DIRECTIONS FOR THIS TASK >>
Every entry that follows should be repeated exactly; drop the images.
Top of INFORMATION
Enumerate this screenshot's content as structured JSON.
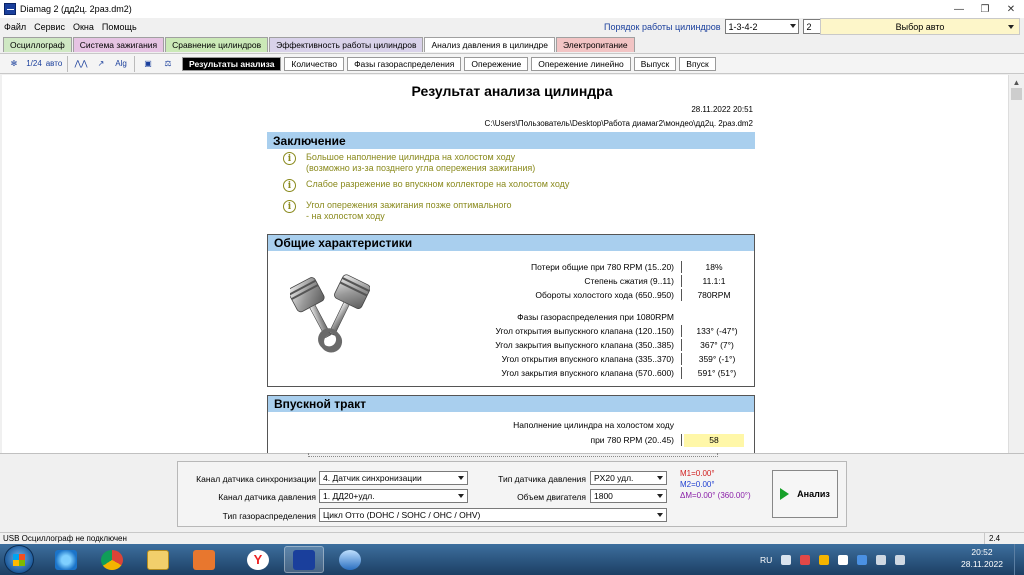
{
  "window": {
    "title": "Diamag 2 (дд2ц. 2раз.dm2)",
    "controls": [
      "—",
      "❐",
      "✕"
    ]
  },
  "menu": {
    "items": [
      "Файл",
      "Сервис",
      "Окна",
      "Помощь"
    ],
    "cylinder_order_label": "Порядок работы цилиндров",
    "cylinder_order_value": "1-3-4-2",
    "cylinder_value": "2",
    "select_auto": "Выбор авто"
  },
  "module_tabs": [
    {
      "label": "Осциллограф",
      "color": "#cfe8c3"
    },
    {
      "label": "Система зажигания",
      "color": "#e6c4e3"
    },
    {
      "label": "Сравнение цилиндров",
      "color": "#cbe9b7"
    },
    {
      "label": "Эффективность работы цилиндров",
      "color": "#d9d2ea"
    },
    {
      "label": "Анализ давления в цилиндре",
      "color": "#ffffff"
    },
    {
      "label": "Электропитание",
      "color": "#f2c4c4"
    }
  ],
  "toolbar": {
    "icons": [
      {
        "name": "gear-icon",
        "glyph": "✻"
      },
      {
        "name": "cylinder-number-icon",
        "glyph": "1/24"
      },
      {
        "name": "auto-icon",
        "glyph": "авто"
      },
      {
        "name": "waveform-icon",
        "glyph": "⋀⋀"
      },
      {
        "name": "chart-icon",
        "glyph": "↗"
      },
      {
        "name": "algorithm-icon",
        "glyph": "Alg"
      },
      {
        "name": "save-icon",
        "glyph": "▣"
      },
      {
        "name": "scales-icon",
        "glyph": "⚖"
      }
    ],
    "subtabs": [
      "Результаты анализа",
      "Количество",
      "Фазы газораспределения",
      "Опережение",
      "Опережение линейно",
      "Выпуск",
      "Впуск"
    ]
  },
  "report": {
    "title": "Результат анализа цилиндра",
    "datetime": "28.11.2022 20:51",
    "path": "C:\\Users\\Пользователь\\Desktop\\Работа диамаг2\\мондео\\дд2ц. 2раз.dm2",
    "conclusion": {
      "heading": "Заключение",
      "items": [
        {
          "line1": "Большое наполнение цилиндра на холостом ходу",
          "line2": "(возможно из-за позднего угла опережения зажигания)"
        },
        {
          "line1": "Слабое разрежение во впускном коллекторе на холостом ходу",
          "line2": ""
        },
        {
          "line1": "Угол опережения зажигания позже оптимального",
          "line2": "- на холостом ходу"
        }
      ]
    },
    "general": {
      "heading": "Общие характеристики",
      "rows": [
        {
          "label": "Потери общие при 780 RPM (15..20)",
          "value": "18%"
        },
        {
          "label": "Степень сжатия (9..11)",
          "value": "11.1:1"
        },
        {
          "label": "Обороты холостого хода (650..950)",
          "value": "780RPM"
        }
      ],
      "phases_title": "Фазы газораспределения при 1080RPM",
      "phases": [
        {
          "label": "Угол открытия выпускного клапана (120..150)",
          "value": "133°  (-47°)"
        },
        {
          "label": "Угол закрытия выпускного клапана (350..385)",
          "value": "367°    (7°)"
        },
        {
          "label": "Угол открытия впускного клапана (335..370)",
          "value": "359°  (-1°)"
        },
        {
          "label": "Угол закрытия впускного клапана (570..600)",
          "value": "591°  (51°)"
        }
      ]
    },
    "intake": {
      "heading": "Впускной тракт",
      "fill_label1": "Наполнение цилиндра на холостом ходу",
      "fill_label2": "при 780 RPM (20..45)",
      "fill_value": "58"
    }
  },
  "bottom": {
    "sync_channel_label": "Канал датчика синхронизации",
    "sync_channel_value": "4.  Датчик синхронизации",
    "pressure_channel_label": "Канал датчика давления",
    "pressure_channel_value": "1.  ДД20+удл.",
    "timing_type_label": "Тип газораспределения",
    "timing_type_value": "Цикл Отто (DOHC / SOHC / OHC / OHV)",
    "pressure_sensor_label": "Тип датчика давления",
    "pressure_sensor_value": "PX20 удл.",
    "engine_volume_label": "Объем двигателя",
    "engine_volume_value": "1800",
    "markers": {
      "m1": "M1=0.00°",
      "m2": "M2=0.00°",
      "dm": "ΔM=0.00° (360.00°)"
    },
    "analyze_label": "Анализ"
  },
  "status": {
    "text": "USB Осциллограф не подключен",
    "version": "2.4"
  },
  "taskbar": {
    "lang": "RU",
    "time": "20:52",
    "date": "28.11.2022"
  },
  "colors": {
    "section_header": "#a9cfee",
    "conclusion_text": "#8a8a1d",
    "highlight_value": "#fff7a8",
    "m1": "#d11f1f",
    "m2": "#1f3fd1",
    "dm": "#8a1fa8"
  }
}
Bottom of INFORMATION
EXPECTED ANSWER >>
Enumerate this screenshot's content as structured JSON.
{
  "window": {
    "title": "Diamag 2 (дд2ц. 2раз.dm2)",
    "controls": [
      "—",
      "❐",
      "✕"
    ]
  },
  "menu": {
    "items": [
      "Файл",
      "Сервис",
      "Окна",
      "Помощь"
    ],
    "cylinder_order_label": "Порядок работы цилиндров",
    "cylinder_order_value": "1-3-4-2",
    "cylinder_value": "2",
    "select_auto": "Выбор авто"
  },
  "module_tabs": [
    {
      "label": "Осциллограф",
      "color": "#cfe8c3"
    },
    {
      "label": "Система зажигания",
      "color": "#e6c4e3"
    },
    {
      "label": "Сравнение цилиндров",
      "color": "#cbe9b7"
    },
    {
      "label": "Эффективность работы цилиндров",
      "color": "#d9d2ea"
    },
    {
      "label": "Анализ давления в цилиндре",
      "color": "#ffffff"
    },
    {
      "label": "Электропитание",
      "color": "#f2c4c4"
    }
  ],
  "toolbar": {
    "icons": [
      {
        "name": "gear-icon",
        "glyph": "✻"
      },
      {
        "name": "cylinder-number-icon",
        "glyph": "1/24"
      },
      {
        "name": "auto-icon",
        "glyph": "авто"
      },
      {
        "name": "waveform-icon",
        "glyph": "⋀⋀"
      },
      {
        "name": "chart-icon",
        "glyph": "↗"
      },
      {
        "name": "algorithm-icon",
        "glyph": "Alg"
      },
      {
        "name": "save-icon",
        "glyph": "▣"
      },
      {
        "name": "scales-icon",
        "glyph": "⚖"
      }
    ],
    "subtabs": [
      "Результаты анализа",
      "Количество",
      "Фазы газораспределения",
      "Опережение",
      "Опережение линейно",
      "Выпуск",
      "Впуск"
    ]
  },
  "report": {
    "title": "Результат анализа цилиндра",
    "datetime": "28.11.2022 20:51",
    "path": "C:\\Users\\Пользователь\\Desktop\\Работа диамаг2\\мондео\\дд2ц. 2раз.dm2",
    "conclusion": {
      "heading": "Заключение",
      "items": [
        {
          "line1": "Большое наполнение цилиндра на холостом ходу",
          "line2": "(возможно из-за позднего угла опережения зажигания)"
        },
        {
          "line1": "Слабое разрежение во впускном коллекторе на холостом ходу",
          "line2": ""
        },
        {
          "line1": "Угол опережения зажигания позже оптимального",
          "line2": "- на холостом ходу"
        }
      ]
    },
    "general": {
      "heading": "Общие характеристики",
      "rows": [
        {
          "label": "Потери общие при 780 RPM (15..20)",
          "value": "18%"
        },
        {
          "label": "Степень сжатия (9..11)",
          "value": "11.1:1"
        },
        {
          "label": "Обороты холостого хода (650..950)",
          "value": "780RPM"
        }
      ],
      "phases_title": "Фазы газораспределения при 1080RPM",
      "phases": [
        {
          "label": "Угол открытия выпускного клапана (120..150)",
          "value": "133°  (-47°)"
        },
        {
          "label": "Угол закрытия выпускного клапана (350..385)",
          "value": "367°    (7°)"
        },
        {
          "label": "Угол открытия впускного клапана (335..370)",
          "value": "359°  (-1°)"
        },
        {
          "label": "Угол закрытия впускного клапана (570..600)",
          "value": "591°  (51°)"
        }
      ]
    },
    "intake": {
      "heading": "Впускной тракт",
      "fill_label1": "Наполнение цилиндра на холостом ходу",
      "fill_label2": "при 780 RPM (20..45)",
      "fill_value": "58"
    }
  },
  "bottom": {
    "sync_channel_label": "Канал датчика синхронизации",
    "sync_channel_value": "4.  Датчик синхронизации",
    "pressure_channel_label": "Канал датчика давления",
    "pressure_channel_value": "1.  ДД20+удл.",
    "timing_type_label": "Тип газораспределения",
    "timing_type_value": "Цикл Отто (DOHC / SOHC / OHC / OHV)",
    "pressure_sensor_label": "Тип датчика давления",
    "pressure_sensor_value": "PX20 удл.",
    "engine_volume_label": "Объем двигателя",
    "engine_volume_value": "1800",
    "markers": {
      "m1": "M1=0.00°",
      "m2": "M2=0.00°",
      "dm": "ΔM=0.00° (360.00°)"
    },
    "analyze_label": "Анализ"
  },
  "status": {
    "text": "USB Осциллограф не подключен",
    "version": "2.4"
  },
  "taskbar": {
    "lang": "RU",
    "time": "20:52",
    "date": "28.11.2022"
  },
  "colors": {
    "section_header": "#a9cfee",
    "conclusion_text": "#8a8a1d",
    "highlight_value": "#fff7a8",
    "m1": "#d11f1f",
    "m2": "#1f3fd1",
    "dm": "#8a1fa8"
  }
}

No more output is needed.